Requirement:
This exercise needs the listing below duplicated exactly.

Data section:
______________________________

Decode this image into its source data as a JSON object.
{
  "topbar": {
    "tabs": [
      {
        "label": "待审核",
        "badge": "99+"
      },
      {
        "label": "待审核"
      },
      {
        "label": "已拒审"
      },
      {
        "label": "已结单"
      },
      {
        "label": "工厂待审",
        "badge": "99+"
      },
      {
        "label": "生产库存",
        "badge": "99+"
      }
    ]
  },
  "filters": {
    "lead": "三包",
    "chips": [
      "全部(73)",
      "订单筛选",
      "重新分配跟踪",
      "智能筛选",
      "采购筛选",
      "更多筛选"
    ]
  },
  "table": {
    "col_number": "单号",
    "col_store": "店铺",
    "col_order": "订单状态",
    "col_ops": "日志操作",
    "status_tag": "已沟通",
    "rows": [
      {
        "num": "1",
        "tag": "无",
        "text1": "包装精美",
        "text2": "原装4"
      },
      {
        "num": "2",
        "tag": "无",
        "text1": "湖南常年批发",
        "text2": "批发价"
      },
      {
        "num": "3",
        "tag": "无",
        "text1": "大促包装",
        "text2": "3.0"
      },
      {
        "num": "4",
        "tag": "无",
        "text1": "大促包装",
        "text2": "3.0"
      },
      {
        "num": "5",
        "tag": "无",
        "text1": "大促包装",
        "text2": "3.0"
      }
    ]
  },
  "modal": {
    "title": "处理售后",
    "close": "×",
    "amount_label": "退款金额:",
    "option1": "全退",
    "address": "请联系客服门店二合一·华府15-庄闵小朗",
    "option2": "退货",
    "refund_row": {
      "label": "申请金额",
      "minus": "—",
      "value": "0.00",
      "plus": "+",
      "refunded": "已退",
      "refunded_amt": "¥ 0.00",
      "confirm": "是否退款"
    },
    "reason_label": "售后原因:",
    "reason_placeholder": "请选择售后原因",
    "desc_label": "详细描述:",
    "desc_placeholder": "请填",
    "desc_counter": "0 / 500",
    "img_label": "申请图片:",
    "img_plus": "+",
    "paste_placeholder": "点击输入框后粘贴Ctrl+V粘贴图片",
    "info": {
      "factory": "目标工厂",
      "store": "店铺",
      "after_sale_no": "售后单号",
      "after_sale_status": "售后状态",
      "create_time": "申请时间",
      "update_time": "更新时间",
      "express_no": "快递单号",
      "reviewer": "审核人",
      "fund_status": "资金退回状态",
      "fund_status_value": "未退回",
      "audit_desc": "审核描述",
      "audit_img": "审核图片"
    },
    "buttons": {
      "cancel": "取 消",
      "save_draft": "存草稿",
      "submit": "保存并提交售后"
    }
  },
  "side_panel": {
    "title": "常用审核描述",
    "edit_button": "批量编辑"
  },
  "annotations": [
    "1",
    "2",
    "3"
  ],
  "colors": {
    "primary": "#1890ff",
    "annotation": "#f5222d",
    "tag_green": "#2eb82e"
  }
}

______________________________

Problem solution:
Decode this image into its source data as a JSON object.
{
  "topbar": {
    "tabs": [
      {
        "label": "待审核",
        "badge": "99+"
      },
      {
        "label": "待审核"
      },
      {
        "label": "已拒审"
      },
      {
        "label": "已结单"
      },
      {
        "label": "工厂待审",
        "badge": "99+"
      },
      {
        "label": "生产库存",
        "badge": "99+"
      }
    ]
  },
  "filters": {
    "lead": "三包",
    "chips": [
      "全部(73)",
      "订单筛选",
      "重新分配跟踪",
      "智能筛选",
      "采购筛选",
      "更多筛选"
    ]
  },
  "table": {
    "col_number": "单号",
    "col_store": "店铺",
    "col_order": "订单状态",
    "col_ops": "日志操作",
    "status_tag": "已沟通",
    "rows": [
      {
        "num": "1",
        "tag": "无",
        "text1": "包装精美",
        "text2": "原装4"
      },
      {
        "num": "2",
        "tag": "无",
        "text1": "湖南常年批发",
        "text2": "批发价"
      },
      {
        "num": "3",
        "tag": "无",
        "text1": "大促包装",
        "text2": "3.0"
      },
      {
        "num": "4",
        "tag": "无",
        "text1": "大促包装",
        "text2": "3.0"
      },
      {
        "num": "5",
        "tag": "无",
        "text1": "大促包装",
        "text2": "3.0"
      }
    ]
  },
  "modal": {
    "title": "处理售后",
    "close": "×",
    "amount_label": "退款金额:",
    "option1": "全退",
    "address": "请联系客服门店二合一·华府15-庄闵小朗",
    "option2": "退货",
    "refund_row": {
      "label": "申请金额",
      "minus": "—",
      "value": "0.00",
      "plus": "+",
      "refunded": "已退",
      "refunded_amt": "¥ 0.00",
      "confirm": "是否退款"
    },
    "reason_label": "售后原因:",
    "reason_placeholder": "请选择售后原因",
    "desc_label": "详细描述:",
    "desc_placeholder": "请填",
    "desc_counter": "0 / 500",
    "img_label": "申请图片:",
    "img_plus": "+",
    "paste_placeholder": "点击输入框后粘贴Ctrl+V粘贴图片",
    "info": {
      "factory": "目标工厂",
      "store": "店铺",
      "after_sale_no": "售后单号",
      "after_sale_status": "售后状态",
      "create_time": "申请时间",
      "update_time": "更新时间",
      "express_no": "快递单号",
      "reviewer": "审核人",
      "fund_status": "资金退回状态",
      "fund_status_value": "未退回",
      "audit_desc": "审核描述",
      "audit_img": "审核图片"
    },
    "buttons": {
      "cancel": "取 消",
      "save_draft": "存草稿",
      "submit": "保存并提交售后"
    }
  },
  "side_panel": {
    "title": "常用审核描述",
    "edit_button": "批量编辑"
  },
  "annotations": [
    "1",
    "2",
    "3"
  ],
  "colors": {
    "primary": "#1890ff",
    "annotation": "#f5222d",
    "tag_green": "#2eb82e"
  }
}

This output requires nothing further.